• Exercise aim
Send every record back word for word.

• Records shown
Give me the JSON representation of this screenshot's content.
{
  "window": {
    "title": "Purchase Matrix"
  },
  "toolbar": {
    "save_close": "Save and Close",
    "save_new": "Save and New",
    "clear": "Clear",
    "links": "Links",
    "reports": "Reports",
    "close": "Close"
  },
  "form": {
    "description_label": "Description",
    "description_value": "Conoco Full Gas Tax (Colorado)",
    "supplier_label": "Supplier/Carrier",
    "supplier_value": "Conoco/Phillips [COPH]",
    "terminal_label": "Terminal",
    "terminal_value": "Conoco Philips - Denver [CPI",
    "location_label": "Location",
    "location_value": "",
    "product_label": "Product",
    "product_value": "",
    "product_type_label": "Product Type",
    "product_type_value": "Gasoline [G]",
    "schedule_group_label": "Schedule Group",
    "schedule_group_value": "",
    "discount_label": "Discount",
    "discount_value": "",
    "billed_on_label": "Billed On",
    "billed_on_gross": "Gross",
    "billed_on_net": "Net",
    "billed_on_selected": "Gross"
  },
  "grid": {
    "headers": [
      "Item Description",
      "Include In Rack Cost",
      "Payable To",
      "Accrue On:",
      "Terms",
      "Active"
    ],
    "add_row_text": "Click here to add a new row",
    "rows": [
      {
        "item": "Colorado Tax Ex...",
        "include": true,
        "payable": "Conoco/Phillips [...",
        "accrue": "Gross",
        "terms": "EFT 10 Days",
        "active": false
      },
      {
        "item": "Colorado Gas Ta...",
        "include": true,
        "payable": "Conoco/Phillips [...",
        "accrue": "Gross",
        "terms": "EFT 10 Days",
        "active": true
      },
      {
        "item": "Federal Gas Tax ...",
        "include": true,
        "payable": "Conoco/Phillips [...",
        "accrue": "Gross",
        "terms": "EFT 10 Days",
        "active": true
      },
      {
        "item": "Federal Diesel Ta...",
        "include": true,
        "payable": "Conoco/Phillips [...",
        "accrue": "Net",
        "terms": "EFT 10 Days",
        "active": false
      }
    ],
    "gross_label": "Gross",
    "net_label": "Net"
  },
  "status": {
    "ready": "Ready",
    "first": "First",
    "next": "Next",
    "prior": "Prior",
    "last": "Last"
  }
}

• The answer
Give me the JSON representation of this screenshot's content.
{
  "window": {
    "title": "Purchase Matrix"
  },
  "toolbar": {
    "save_close": "Save and Close",
    "save_new": "Save and New",
    "clear": "Clear",
    "links": "Links",
    "reports": "Reports",
    "close": "Close"
  },
  "form": {
    "description_label": "Description",
    "description_value": "Conoco Full Gas Tax (Colorado)",
    "supplier_label": "Supplier/Carrier",
    "supplier_value": "Conoco/Phillips [COPH]",
    "terminal_label": "Terminal",
    "terminal_value": "Conoco Philips - Denver [CPI",
    "location_label": "Location",
    "location_value": "",
    "product_label": "Product",
    "product_value": "",
    "product_type_label": "Product Type",
    "product_type_value": "Gasoline [G]",
    "schedule_group_label": "Schedule Group",
    "schedule_group_value": "",
    "discount_label": "Discount",
    "discount_value": "",
    "billed_on_label": "Billed On",
    "billed_on_gross": "Gross",
    "billed_on_net": "Net",
    "billed_on_selected": "Gross"
  },
  "grid": {
    "headers": [
      "Item Description",
      "Include In Rack Cost",
      "Payable To",
      "Accrue On:",
      "Terms",
      "Active"
    ],
    "add_row_text": "Click here to add a new row",
    "rows": [
      {
        "item": "Colorado Tax Ex...",
        "include": true,
        "payable": "Conoco/Phillips [...",
        "accrue": "Gross",
        "terms": "EFT 10 Days",
        "active": false
      },
      {
        "item": "Colorado Gas Ta...",
        "include": true,
        "payable": "Conoco/Phillips [...",
        "accrue": "Gross",
        "terms": "EFT 10 Days",
        "active": true
      },
      {
        "item": "Federal Gas Tax ...",
        "include": true,
        "payable": "Conoco/Phillips [...",
        "accrue": "Gross",
        "terms": "EFT 10 Days",
        "active": true
      },
      {
        "item": "Federal Diesel Ta...",
        "include": true,
        "payable": "Conoco/Phillips [...",
        "accrue": "Net",
        "terms": "EFT 10 Days",
        "active": false
      }
    ],
    "gross_label": "Gross",
    "net_label": "Net"
  },
  "status": {
    "ready": "Ready",
    "first": "First",
    "next": "Next",
    "prior": "Prior",
    "last": "Last"
  }
}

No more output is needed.